→ About this task
Look through the entries below, please, and copy every line with the word "SURAT".

→ Records to process
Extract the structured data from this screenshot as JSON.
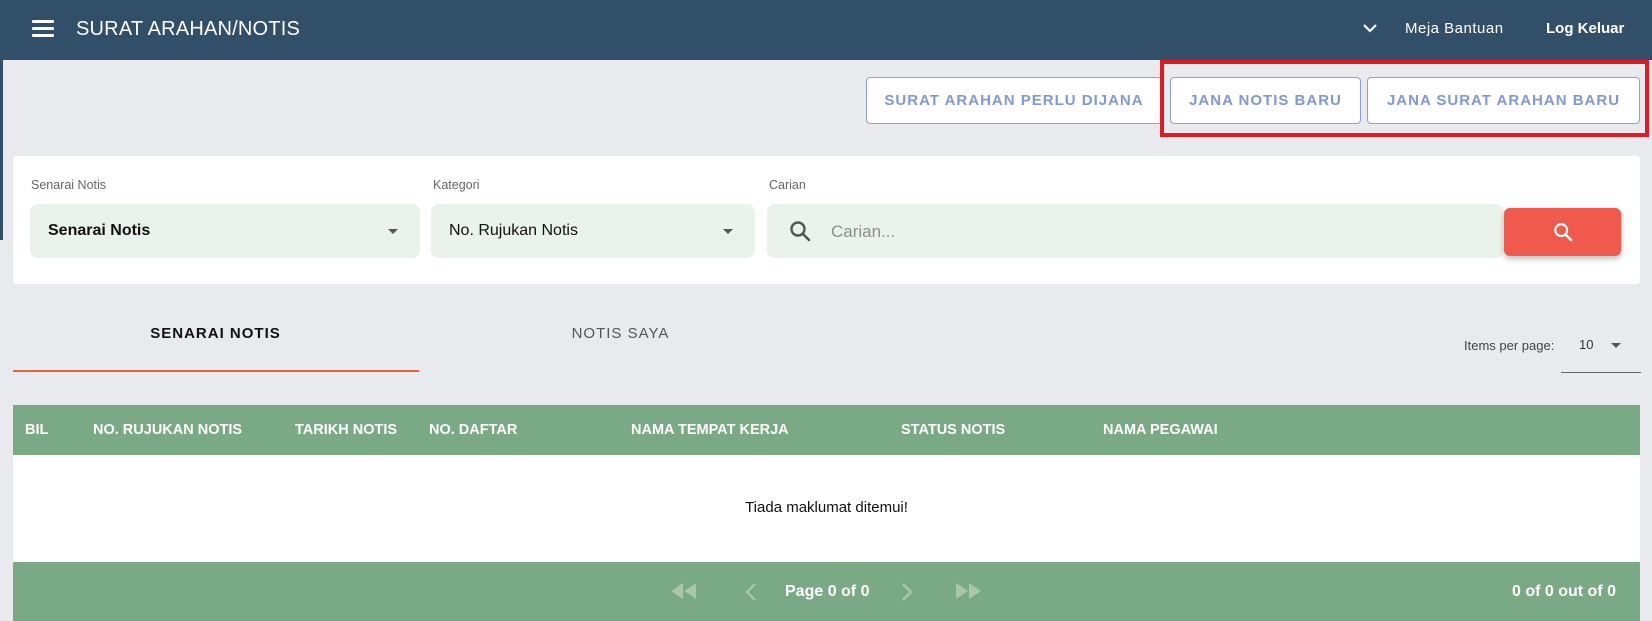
{
  "header": {
    "title": "SURAT ARAHAN/NOTIS",
    "help_link": "Meja Bantuan",
    "logout_link": "Log Keluar"
  },
  "actions": {
    "dijana_label": "SURAT ARAHAN PERLU DIJANA",
    "jana_notis_label": "JANA NOTIS BARU",
    "jana_surat_label": "JANA SURAT ARAHAN BARU"
  },
  "filters": {
    "senarai": {
      "label": "Senarai Notis",
      "value": "Senarai Notis"
    },
    "kategori": {
      "label": "Kategori",
      "value": "No. Rujukan Notis"
    },
    "carian": {
      "label": "Carian",
      "placeholder": "Carian..."
    }
  },
  "tabs": [
    {
      "label": "SENARAI NOTIS",
      "active": true
    },
    {
      "label": "NOTIS SAYA",
      "active": false
    }
  ],
  "pagination": {
    "items_per_page_label": "Items per page:",
    "items_per_page": "10",
    "page_text": "Page 0 of 0",
    "range_text": "0 of 0 out of 0"
  },
  "table": {
    "columns": [
      "BIL",
      "NO. RUJUKAN NOTIS",
      "TARIKH NOTIS",
      "NO. DAFTAR",
      "NAMA TEMPAT KERJA",
      "STATUS NOTIS",
      "NAMA PEGAWAI"
    ],
    "empty_message": "Tiada maklumat ditemui!"
  },
  "colors": {
    "header_bg": "#324f69",
    "table_green": "#7aa985",
    "search_button": "#f05a4d",
    "outline_button": "#8aa1de",
    "highlight": "#e01b24",
    "tab_underline": "#e8623f"
  },
  "icons": {
    "menu": "menu-icon",
    "chevron": "chevron-down-icon",
    "search": "search-icon",
    "first": "first-page-icon",
    "prev": "prev-page-icon",
    "next": "next-page-icon",
    "last": "last-page-icon"
  }
}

→ Result for this task
    "title": "SURAT ARAHAN/NOTIS",
    "dijana_label": "SURAT ARAHAN PERLU DIJANA",
    "jana_surat_label": "JANA SURAT ARAHAN BARU"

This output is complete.